#### The problem
Filter the entries for the word "type". Copy each line that has it.

#### The data
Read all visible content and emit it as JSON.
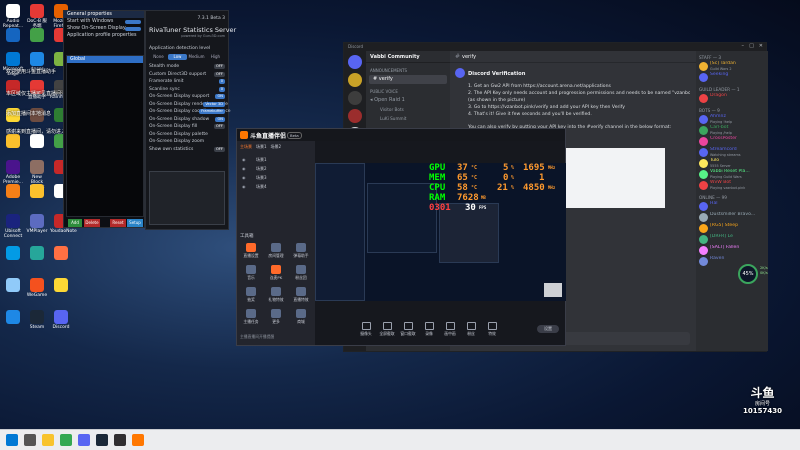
{
  "desktop": {
    "icons": [
      {
        "label": "Audio Repeat...",
        "color": "#ffffff"
      },
      {
        "label": "DoC-B 服务端",
        "color": "#e53935"
      },
      {
        "label": "Mozilla Firefox",
        "color": "#e66000"
      },
      {
        "label": "",
        "color": "#1565c0"
      },
      {
        "label": "",
        "color": "#43a047"
      },
      {
        "label": "",
        "color": "#e53935"
      },
      {
        "label": "Microsoft Edge",
        "color": "#0078d4"
      },
      {
        "label": "dnser",
        "color": "#1e88e5"
      },
      {
        "label": "",
        "color": "#7cb342"
      },
      {
        "label": "",
        "color": "#c62828"
      },
      {
        "label": "直播助手",
        "color": "#e53935"
      },
      {
        "label": "Rainmeter",
        "color": "#424242"
      },
      {
        "label": "",
        "color": "#fdd835"
      },
      {
        "label": "",
        "color": "#6d4c41"
      },
      {
        "label": "",
        "color": "#2e7d32"
      },
      {
        "label": "",
        "color": "#fbc02d"
      },
      {
        "label": "",
        "color": "#ffffff"
      },
      {
        "label": "",
        "color": "#43a047"
      },
      {
        "label": "Adobe Premie...",
        "color": "#4a148c"
      },
      {
        "label": "New Block Circuit Beta",
        "color": "#8d6e63"
      },
      {
        "label": "",
        "color": "#c62828"
      },
      {
        "label": "",
        "color": "#f57f17"
      },
      {
        "label": "",
        "color": "#fbc02d"
      },
      {
        "label": "",
        "color": "#ffffff"
      },
      {
        "label": "Ubisoft Connect",
        "color": "#1a237e"
      },
      {
        "label": "VMPlayer",
        "color": "#5c6bc0"
      },
      {
        "label": "YoudaoNote",
        "color": "#c62828"
      },
      {
        "label": "",
        "color": "#039be5"
      },
      {
        "label": "",
        "color": "#26a69a"
      },
      {
        "label": "",
        "color": "#ff7043"
      },
      {
        "label": "",
        "color": "#90caf9"
      },
      {
        "label": "WeGame",
        "color": "#f4511e"
      },
      {
        "label": "",
        "color": "#fdd835"
      },
      {
        "label": "",
        "color": "#1e88e5"
      },
      {
        "label": "Steam",
        "color": "#1b2838"
      },
      {
        "label": "Discord",
        "color": "#5865f2"
      }
    ],
    "overlay_texts": [
      "欢迎使用斗鱼直播助手",
      "本区域仅主播可见直播间消息",
      "添加直播间本地消息",
      "感谢来到直播间，请勿进入直播间"
    ]
  },
  "rivatuner": {
    "settings_title": "General properties",
    "settings_items": [
      "Start with Windows",
      "Show On-Screen Display",
      "Application profile properties"
    ],
    "selected_app": "Global",
    "buttons": {
      "add": "Add",
      "delete": "Delete",
      "reset": "Reset",
      "setup": "Setup"
    },
    "main_title": "RivaTuner Statistics Server",
    "version": "7.3.1 Beta 3",
    "subtitle": "powered by Guru3D.com",
    "detection_label": "Application detection level",
    "detection_options": [
      "None",
      "Low",
      "Medium",
      "High"
    ],
    "detection_selected": "Low",
    "options": [
      {
        "label": "Stealth mode",
        "value": "OFF"
      },
      {
        "label": "Custom Direct3D support",
        "value": "OFF"
      },
      {
        "label": "Framerate limit",
        "value": "0"
      },
      {
        "label": "Scanline sync",
        "value": "0"
      },
      {
        "label": "On-Screen Display support",
        "value": "ON"
      },
      {
        "label": "On-Screen Display rendering mode",
        "value": "Vector 3D"
      },
      {
        "label": "On-Screen Display coordinate space",
        "value": "Framebuffer"
      },
      {
        "label": "On-Screen Display shadow",
        "value": "ON"
      },
      {
        "label": "On-Screen Display fill",
        "value": "OFF"
      },
      {
        "label": "On-Screen Display palette",
        "value": ""
      },
      {
        "label": "On-Screen Display zoom",
        "value": ""
      },
      {
        "label": "Show own statistics",
        "value": "OFF"
      }
    ]
  },
  "discord": {
    "app_name": "Discord",
    "server_name": "Vabbi Community",
    "channel_header": "verify",
    "channels": [
      {
        "label": "ANNOUNCEMENTS",
        "type": "category"
      },
      {
        "label": "verify",
        "type": "channel"
      },
      {
        "label": "PUBLIC VOICE",
        "type": "category"
      },
      {
        "label": "Open Raid 1",
        "type": "voice"
      },
      {
        "label": "Visitor Bots",
        "type": "user"
      },
      {
        "label": "LuKi Summit",
        "type": "user"
      }
    ],
    "message_title": "Discord Verification",
    "messages": [
      "1. Get an Gw2 API from https://account.arena.net/applications",
      "2. The API Key only needs account and progression permissions and needs to be named \"vzanbot\"",
      "   (as shown in the picture)",
      "3. Go to https://vzanbot.pink/verify and add your API key then Verify",
      "4. That's it! Give it few seconds and you'll be verified.",
      "You can also verify by putting your API key into the #verify channel in the below format:"
    ],
    "input_placeholder": "Message #verify",
    "member_groups": [
      {
        "title": "STAFF — 3",
        "members": [
          {
            "name": "[Sc] Tardan",
            "sub": "Guild Wars 2",
            "color": "#f0b232"
          },
          {
            "name": "Seeking",
            "sub": "",
            "color": "#5865f2"
          }
        ]
      },
      {
        "title": "GUILD LEADER — 1",
        "members": [
          {
            "name": "Dragon",
            "sub": "",
            "color": "#ed4245"
          }
        ]
      },
      {
        "title": "BOTS — 9",
        "members": [
          {
            "name": "Ahmnz",
            "sub": "Playing !help",
            "color": "#5865f2"
          },
          {
            "name": "Carl-bot",
            "sub": "Playing /help",
            "color": "#3ba55d"
          },
          {
            "name": "CrossPoster",
            "sub": "",
            "color": "#eb459e"
          },
          {
            "name": "Streamcord",
            "sub": "Watching streams",
            "color": "#5865f2"
          },
          {
            "name": "Tulo",
            "sub": "5555 Server",
            "color": "#fee75c"
          },
          {
            "name": "Vabbi Reset Pla...",
            "sub": "Playing Guild Wars",
            "color": "#57f287"
          },
          {
            "name": "WvW Bot",
            "sub": "Playing vzanbot.pink",
            "color": "#ed4245"
          }
        ]
      },
      {
        "title": "ONLINE — 99",
        "members": [
          {
            "name": "Hal",
            "sub": "",
            "color": "#5865f2"
          },
          {
            "name": "Dustsmiller Bravo...",
            "sub": "",
            "color": "#99aab5"
          },
          {
            "name": "[RG5] Steep",
            "sub": "",
            "color": "#faa61a"
          },
          {
            "name": "[DRFR] Le",
            "sub": "",
            "color": "#43b581"
          },
          {
            "name": "[SALT] Fallen",
            "sub": "",
            "color": "#f47fff"
          },
          {
            "name": "Raven",
            "sub": "",
            "color": "#7289da"
          }
        ]
      }
    ]
  },
  "douyu": {
    "title": "斗鱼直播伴侣",
    "version": "Beta",
    "tabs": [
      "主场景",
      "场景1",
      "场景2"
    ],
    "scenes": [
      "场景1",
      "场景2",
      "场景3",
      "场景4"
    ],
    "tools_header": "工具箱",
    "tools": [
      "直播设置",
      "房间管理",
      "弹幕助手",
      "音乐",
      "连麦PK",
      "粉丝团",
      "抽奖",
      "礼物特效",
      "直播特效",
      "主播任务",
      "更多",
      "商城"
    ],
    "room_title": "斗鱼直播伴侣了解一下",
    "notice": "主播直播间开播提醒",
    "bottom_tools": [
      "摄像头",
      "全屏截取",
      "窗口截取",
      "录像",
      "画中画",
      "粉丝",
      "特效"
    ],
    "settings_label": "设置",
    "osd": {
      "gpu_label": "GPU",
      "gpu_temp": "37",
      "gpu_load": "5",
      "gpu_clock": "1695",
      "mem_label": "MEM",
      "mem_temp": "65",
      "mem_load": "0",
      "mem_clock": "1",
      "cpu_label": "CPU",
      "cpu_temp": "58",
      "cpu_load": "21",
      "cpu_clock": "4850",
      "ram_label": "RAM",
      "ram_value": "7628",
      "fps_a": "0301",
      "fps_b": "30"
    }
  },
  "meter": {
    "percent": "45%",
    "up": "2K/s",
    "down": "0K/s"
  },
  "watermark": {
    "brand": "斗鱼",
    "label": "房间号",
    "room_number": "10157430"
  },
  "taskbar": {
    "apps": [
      "start",
      "search",
      "explorer",
      "chrome",
      "discord",
      "steam",
      "obs",
      "douyu"
    ]
  }
}
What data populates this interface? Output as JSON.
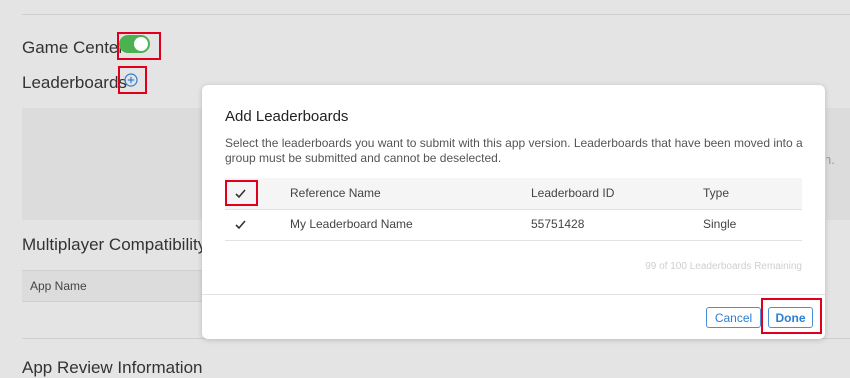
{
  "background": {
    "game_center_label": "Game Center",
    "game_center_enabled": true,
    "leaderboards_label": "Leaderboards",
    "multiplayer_label": "Multiplayer Compatibility",
    "app_name_header": "App Name",
    "panel_cut_text": "n.",
    "bottom_cut_title": "App Review Information"
  },
  "modal": {
    "title": "Add Leaderboards",
    "description": "Select the leaderboards you want to submit with this app version. Leaderboards that have been moved into a group must be submitted and cannot be deselected.",
    "columns": {
      "reference_name": "Reference Name",
      "leaderboard_id": "Leaderboard ID",
      "type": "Type"
    },
    "select_all_checked": true,
    "rows": [
      {
        "checked": true,
        "reference_name": "My Leaderboard Name",
        "leaderboard_id": "55751428",
        "type": "Single"
      }
    ],
    "remaining_text": "99 of 100 Leaderboards Remaining",
    "cancel_label": "Cancel",
    "done_label": "Done"
  },
  "colors": {
    "accent": "#2a7fd4",
    "toggle_on": "#4cb150",
    "highlight_box": "#e0001b"
  },
  "icons": {
    "add": "plus-circle-icon",
    "check": "checkmark-icon"
  }
}
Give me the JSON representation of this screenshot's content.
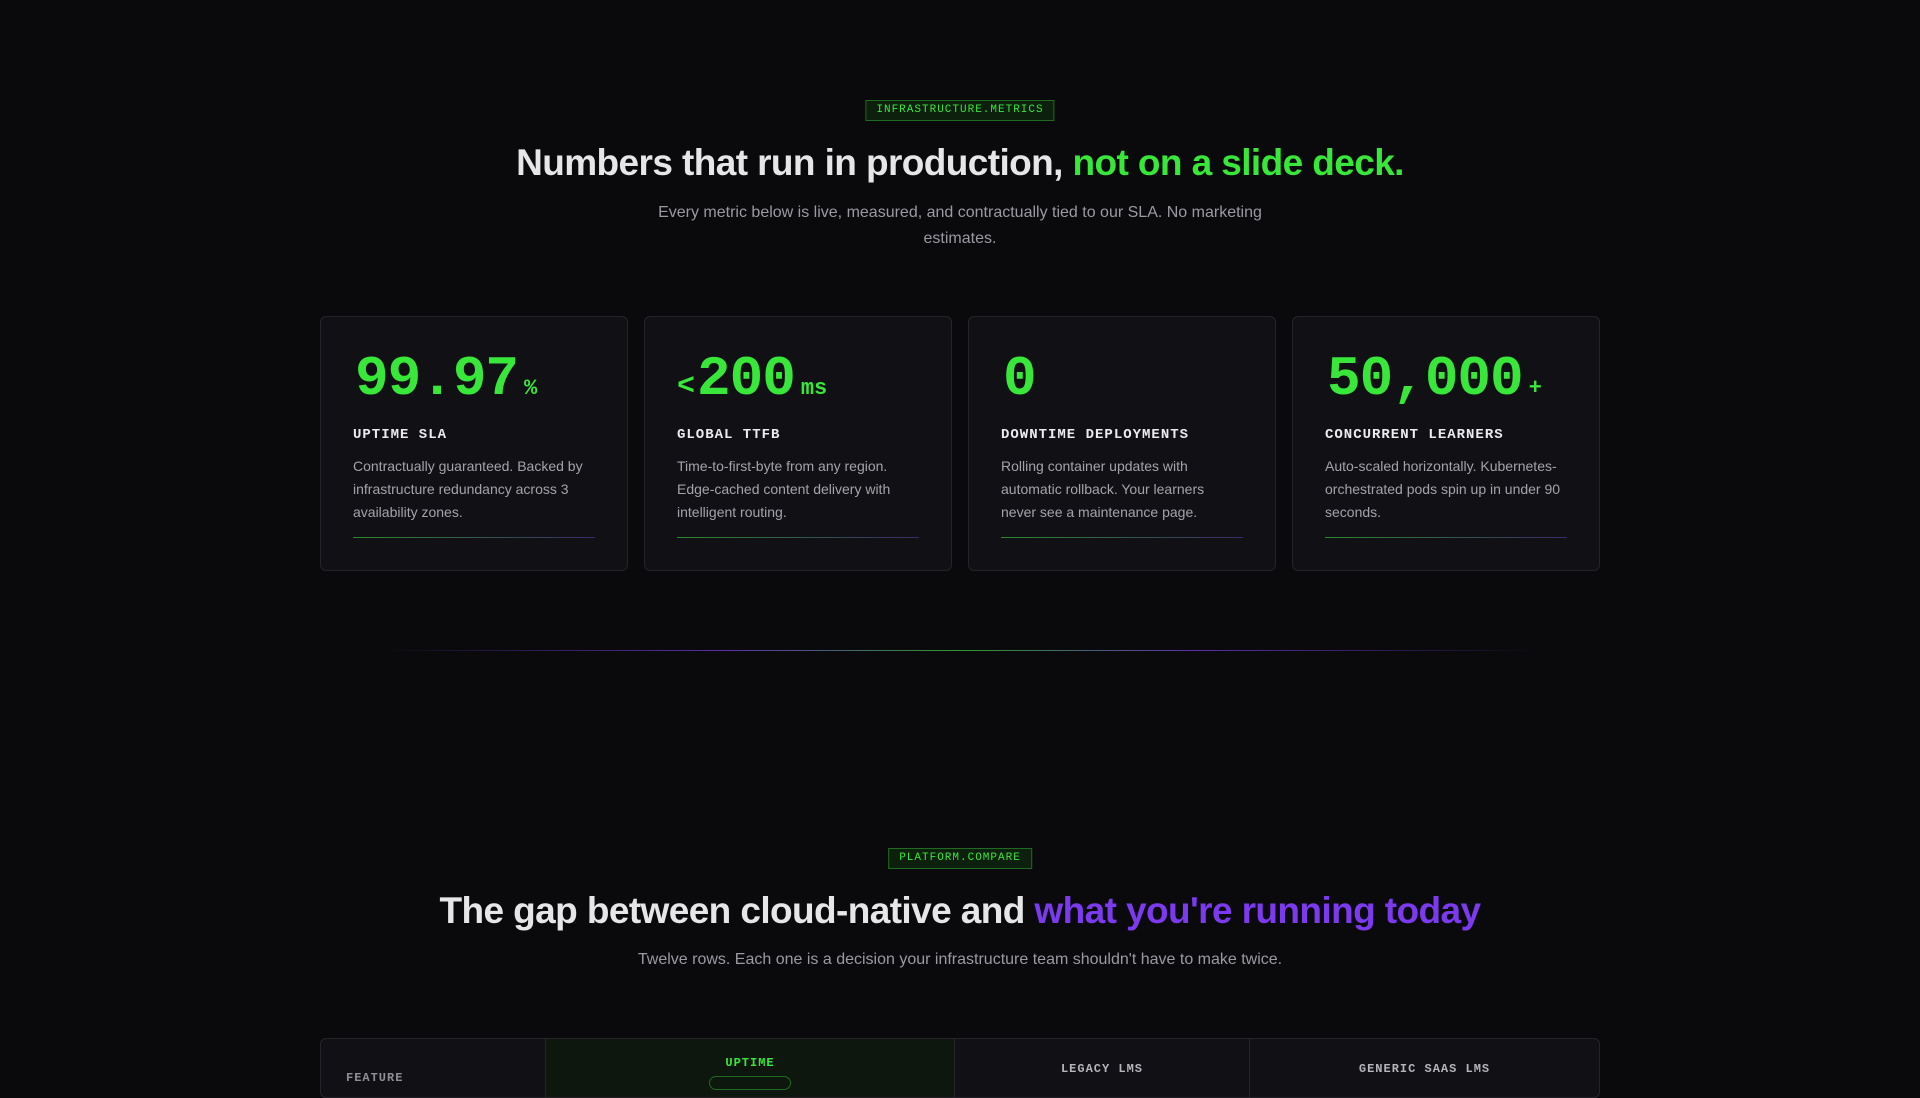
{
  "metrics_section": {
    "tag": "INFRASTRUCTURE.METRICS",
    "headline_main": "Numbers that run in production,",
    "headline_accent": "not on a slide deck.",
    "subcopy": "Every metric below is live, measured, and contractually tied to our SLA. No marketing estimates.",
    "cards": [
      {
        "prefix": "",
        "value": "99.97",
        "suffix": "%",
        "label": "UPTIME SLA",
        "description": "Contractually guaranteed. Backed by infrastructure redundancy across 3 availability zones."
      },
      {
        "prefix": "<",
        "value": "200",
        "suffix": "ms",
        "label": "GLOBAL TTFB",
        "description": "Time-to-first-byte from any region. Edge-cached content delivery with intelligent routing."
      },
      {
        "prefix": "",
        "value": "0",
        "suffix": "",
        "label": "DOWNTIME DEPLOYMENTS",
        "description": "Rolling container updates with automatic rollback. Your learners never see a maintenance page."
      },
      {
        "prefix": "",
        "value": "50,000",
        "suffix": "+",
        "label": "CONCURRENT LEARNERS",
        "description": "Auto-scaled horizontally. Kubernetes-orchestrated pods spin up in under 90 seconds."
      }
    ]
  },
  "compare_section": {
    "tag": "PLATFORM.COMPARE",
    "headline_main": "The gap between cloud-native and",
    "headline_accent": "what you're running today",
    "subcopy": "Twelve rows. Each one is a decision your infrastructure team shouldn't have to make twice.",
    "columns": {
      "feature": "FEATURE",
      "uptime": "UPTIME",
      "legacy": "LEGACY LMS",
      "generic": "GENERIC SAAS LMS"
    }
  },
  "colors": {
    "accent_green": "#39e63a",
    "accent_purple": "#7b3aed",
    "background": "#0a0a0d",
    "card_background": "#111115"
  }
}
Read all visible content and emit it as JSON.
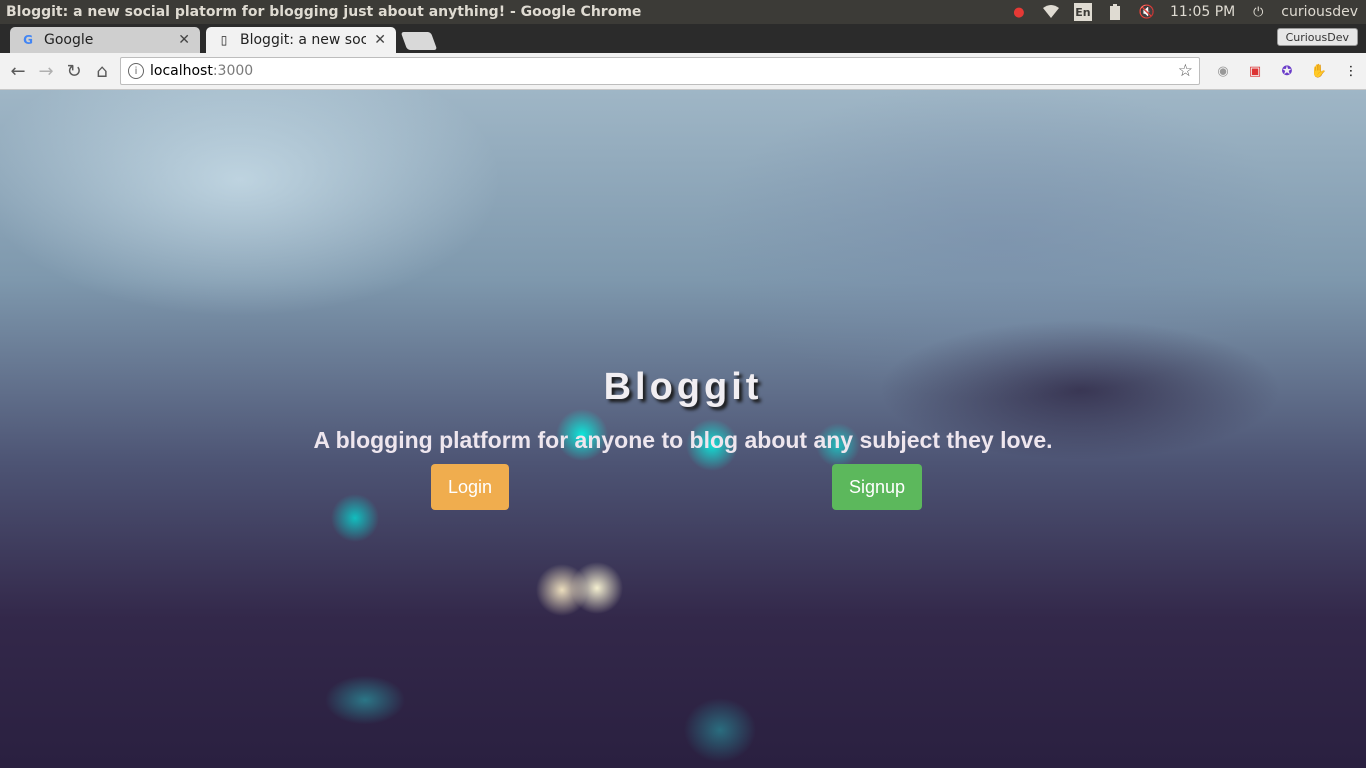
{
  "window": {
    "title": "Bloggit: a new social platorm for blogging just about anything! - Google Chrome"
  },
  "tray": {
    "language": "En",
    "time": "11:05 PM",
    "user": "curiousdev"
  },
  "tabs": [
    {
      "label": "Google",
      "favicon": "G"
    },
    {
      "label": "Bloggit: a new socia"
    }
  ],
  "profile": {
    "label": "CuriousDev"
  },
  "omnibox": {
    "host": "localhost",
    "port": ":3000"
  },
  "hero": {
    "title": "Bloggit",
    "subtitle": "A blogging platform for anyone to blog about any subject they love.",
    "login_label": "Login",
    "signup_label": "Signup"
  },
  "colors": {
    "login": "#f0ad4e",
    "signup": "#5cb85c"
  }
}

#### Task result
        "type": "category"
        "type": "channel"
        "type": "category"
        "type": "voice"
        "type": "user"
        "type": "user"
      "type": "Type"
        "type": "Single"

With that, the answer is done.